Skin2 was the model we investigated.

We chose MTT uptake, LDH release, and PGE2 release as endpoints to be measured.

Correlation of the results of these assays with those of the rabbit irritation test was not exact.

In vitro sensitisation assays have been proposed by various research groups and are actively being developed in our laboratories. The test described here is based on in vitro cultured dendritic-like cells (DCs) derived from human peripheral blood mononuclear cells.

These cells serve as replacement for Langerhans cells which are the most important antigen presenting cells in the skin.

After application of contact allergens to DCs, very rapid and selective increases of IL-1b mRNA expression followed by cell maturation have been reported (for example, Reutter et al. Toxicology in Vitro 11, 619-626, 1997 and Aiba et al. European Journal of Immunology 27, 3031-3038, 1997).

In the present work, the cell culture and the reverse transcriptase-polymerase chain reaction (RT-PCR) conditions have been optimized.

The expression of IL-1b mRNA has been measured 15 minutes after application of the test substance by a semi-quantitative RT-PCR procedure using some newly developed internal standards.

Maturation of the DCs observed as a time-dependent modulation of the CD86 positive cell population was then measured between 4 and 48 hours by flow cytometry.

Known irritants and sensitisers, as well as other potential sensitisers, were evaluated in this test format. Our results indicate that exposure to sensitisers but not to irritants induced reproducible increases in the CD86 positive cell population after 24 hours.

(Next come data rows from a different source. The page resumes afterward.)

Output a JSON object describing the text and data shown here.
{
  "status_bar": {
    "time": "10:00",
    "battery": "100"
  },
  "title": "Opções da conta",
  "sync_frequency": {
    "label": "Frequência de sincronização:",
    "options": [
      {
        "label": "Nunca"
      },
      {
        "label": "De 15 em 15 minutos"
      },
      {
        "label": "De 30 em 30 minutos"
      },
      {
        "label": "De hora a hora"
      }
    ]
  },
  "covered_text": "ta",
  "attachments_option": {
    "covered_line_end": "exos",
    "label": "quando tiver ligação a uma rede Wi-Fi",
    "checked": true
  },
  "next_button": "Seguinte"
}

Specific and discriminating increases in IL-1b mRNA expression could also be observed in many, but not all, experiments.